This weekend op-ed from AEI’s Norman Ornstein and Brookings’s Thomas Mann has drawn a great deal of criticism, much of it arguing that, contra the authors’ claims, Democrats are as ideological, as extreme, and as unbending as congressional …
Who Won the Payroll-Tax Fight?
Who has the power in Washington? Who won the payroll-tax battle? Not Republicans, not Democrats — government employees.
The new deal on the payroll-tax extension (which will do little or nothing to benefit the economy) was held up by a …
Governor Cuomo Backslides
New York’s fiscal situation is so dire that Gov. Andrew Cuomo was doing a pretty good Rick Perry impersonation there for a bit: cutting spending and generally behaving like a fiscal adult. Deroy Murdock voiced the pleasant surprise shared …
The One Number You Need to Know in O’s Budget
Here’s the number to keep in mind: $763 billion.
If enacted, Barack Obama’s latest budget would mean that in just ten years, interest payments alone on the national debt would begin pushing the trillion-dollar mark: $763 billion a …
Wait . . . You Have Kids?
A Long Cliff-mas Break Comes to an End
The first Morning Jolt of 2013:
Welcome back!

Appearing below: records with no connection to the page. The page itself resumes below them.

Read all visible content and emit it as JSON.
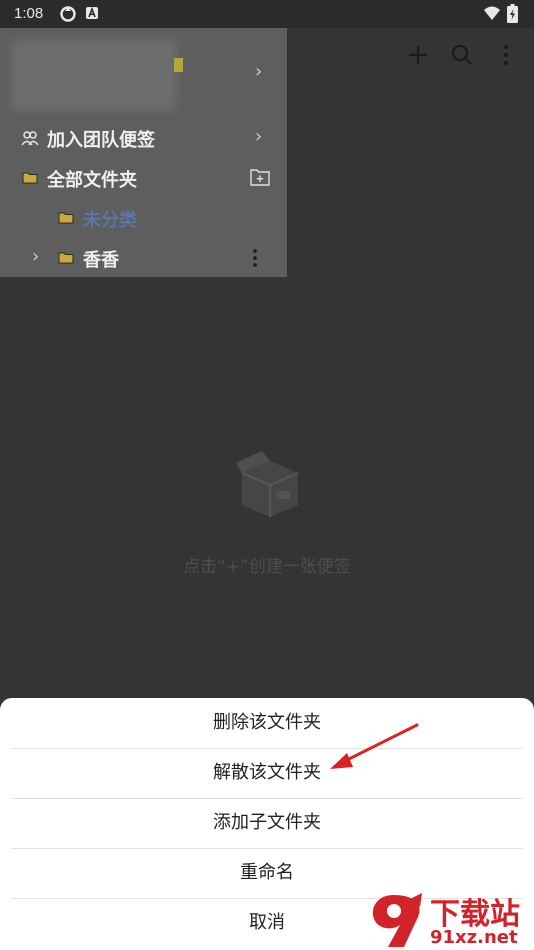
{
  "status_bar": {
    "time": "1:08",
    "icons": [
      "sync-icon",
      "a-badge-icon",
      "wifi-icon",
      "battery-charging-icon"
    ]
  },
  "toolbar": {
    "add_icon": "plus-icon",
    "search_icon": "search-icon",
    "more_icon": "more-vertical-icon"
  },
  "drawer": {
    "items": [
      {
        "label": "加入团队便签",
        "icon": "team-icon"
      },
      {
        "label": "全部文件夹",
        "icon": "folder-icon",
        "action_icon": "new-folder-icon"
      },
      {
        "label": "未分类",
        "icon": "folder-icon",
        "selected": true
      },
      {
        "label": "香香",
        "icon": "folder-icon",
        "expand_icon": "chevron-right-icon",
        "more_icon": "more-vertical-icon"
      }
    ]
  },
  "empty_state": {
    "hint": "点击“+”创建一张便签"
  },
  "sheet": {
    "items": [
      {
        "label": "删除该文件夹"
      },
      {
        "label": "解散该文件夹"
      },
      {
        "label": "添加子文件夹"
      },
      {
        "label": "重命名"
      },
      {
        "label": "取消"
      }
    ]
  },
  "watermark": {
    "text_top": "下载站",
    "text_bottom": "91xz.net"
  },
  "colors": {
    "accent_selected": "#5a76a8",
    "folder_yellow": "#c9a93a",
    "arrow_red": "#e02020",
    "watermark_red": "#d3232a"
  }
}
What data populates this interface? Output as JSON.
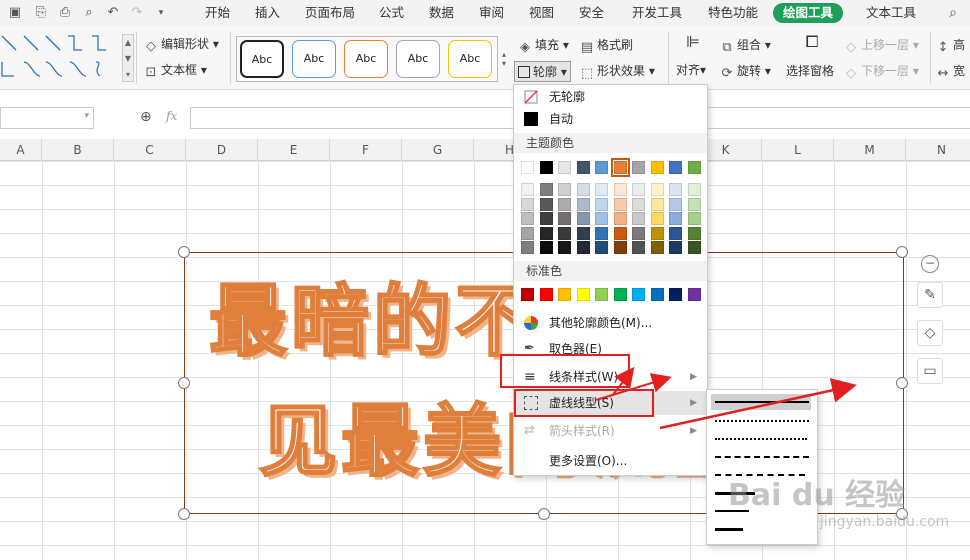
{
  "menubar": {
    "tabs": [
      "开始",
      "插入",
      "页面布局",
      "公式",
      "数据",
      "审阅",
      "视图",
      "安全",
      "开发工具",
      "特色功能",
      "绘图工具",
      "文本工具"
    ],
    "active_tab": "绘图工具"
  },
  "ribbon": {
    "edit_shape": "编辑形状",
    "text_box": "文本框",
    "style_samples": [
      "Abc",
      "Abc",
      "Abc",
      "Abc",
      "Abc"
    ],
    "fill": "填充",
    "format_painter": "格式刷",
    "outline": "轮廓",
    "shape_effects": "形状效果",
    "align": "对齐",
    "group": "组合",
    "rotate": "旋转",
    "selection_pane": "选择窗格",
    "bring_forward": "上移一层",
    "send_backward": "下移一层",
    "height_label": "高",
    "width_label": "宽"
  },
  "formula": {
    "fx": "fx"
  },
  "columns": [
    "A",
    "B",
    "C",
    "D",
    "E",
    "F",
    "G",
    "H",
    "",
    "",
    "K",
    "L",
    "M",
    "N"
  ],
  "shape_text": {
    "line1": "最暗的不会看",
    "line2": "见最美的流星"
  },
  "outline_menu": {
    "no_outline": "无轮廓",
    "auto": "自动",
    "theme_colors_header": "主题颜色",
    "standard_colors_header": "标准色",
    "more_colors": "其他轮廓颜色(M)...",
    "eyedropper": "取色器(E)",
    "line_style": "线条样式(W)",
    "dash_type": "虚线线型(S)",
    "arrow_style": "箭头样式(R)",
    "more_settings": "更多设置(O)..."
  },
  "theme_row_top": [
    "#ffffff",
    "#000000",
    "#e7e6e6",
    "#44546a",
    "#5b9bd5",
    "#ed7d31",
    "#a5a5a5",
    "#ffc000",
    "#4472c4",
    "#70ad47"
  ],
  "theme_shades": [
    [
      "#f2f2f2",
      "#7f7f7f",
      "#d0cece",
      "#d6dce4",
      "#deebf6",
      "#fbe5d5",
      "#ededed",
      "#fff2cc",
      "#dae3f3",
      "#e2efd9"
    ],
    [
      "#d8d8d8",
      "#595959",
      "#aeabab",
      "#adb9ca",
      "#bdd7ee",
      "#f8cbad",
      "#dbdbdb",
      "#ffe699",
      "#b4c7e7",
      "#c5e0b3"
    ],
    [
      "#bfbfbf",
      "#3f3f3f",
      "#757070",
      "#8496b0",
      "#9dc3e6",
      "#f4b183",
      "#c9c9c9",
      "#ffd965",
      "#8faadc",
      "#a8d08d"
    ],
    [
      "#a5a5a5",
      "#262626",
      "#3a3838",
      "#323f4f",
      "#2e75b5",
      "#c55a11",
      "#7b7b7b",
      "#bf9000",
      "#2f5597",
      "#538135"
    ],
    [
      "#7f7f7f",
      "#0c0c0c",
      "#171616",
      "#222a35",
      "#1e4e79",
      "#833c0b",
      "#525252",
      "#7f6000",
      "#203864",
      "#375623"
    ]
  ],
  "standard_colors": [
    "#c00000",
    "#ff0000",
    "#ffc000",
    "#ffff00",
    "#92d050",
    "#00b050",
    "#00b0f0",
    "#0070c0",
    "#002060",
    "#7030a0"
  ],
  "watermark": {
    "text": "Bai du 经验",
    "sub": "jingyan.baidu.com"
  }
}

I don’t know about you, but this holiday season seemed to stretch on forever — a school vacation that kept the kids at home for eleven days, an awful cold that kept getting …
Obamacare, Taxes, and Wishful Thinking
When Obamacare was being debated, all the bright young things insisted that it would reduce the deficit, or that it would prove at worst practically deficit-neutral. And they still do. And they are absolutely right: If Obamacare’s spending comes …
A Fiscal-Cliff ‘Hail Mary’ Pass: Embrace Simpson-Bowles?
I hope every Republican on Capitol Hill gives some serious thought to this last-ditch idea from Guy Benson: embrace Simpson-Bowles. Sure, it would include a lot of proposals that conservatives don’t like, but it would be better than almost …
Foreclosures are down year-over-year but spiked sharply in May — up 9 percent. Both home sales and prices have recovered a bit recently, both up about 10 percent year-over-year. What seems to be happening is that a great number of foreclosures that …
Mitt Romney has some big plans for Day 1. But where are the spending cuts? TBD, apparently.
Mr. Romney has promised a 5 percent cut in non-defense discretionary spending, which is to say: approximately squat. Non-defense discretionary spending runs around 15-17 percent …
Pennsylvania’s capital city cannot pay its bills:
(Reuters) – Pennsylvania’s distressed capital city, Harrisburg, will skip $5.3 million of debt payments due next week, the first time the city has defaulted on its general obligation bonds, to ensure there …
Mr. Watts, Mr. Gingrich, and Mr. Deficit
Newt Gingrich has received the endorsement of J. C. Watts, a former member of Oklahoma’s delegation to the House and an influential conservative even after nearly a decade in political retirement. The endorsement speaks well of Gingrich.
Among other …
Bailing Out the Bail-Outers
Next up on the bailout parade? The FHA, probably:
The Federal Housing Administration, which backs about a third of U.S. home loans, could require billions of dollars in taxpayer aid if the housing market continues to deteriorate, a Republican …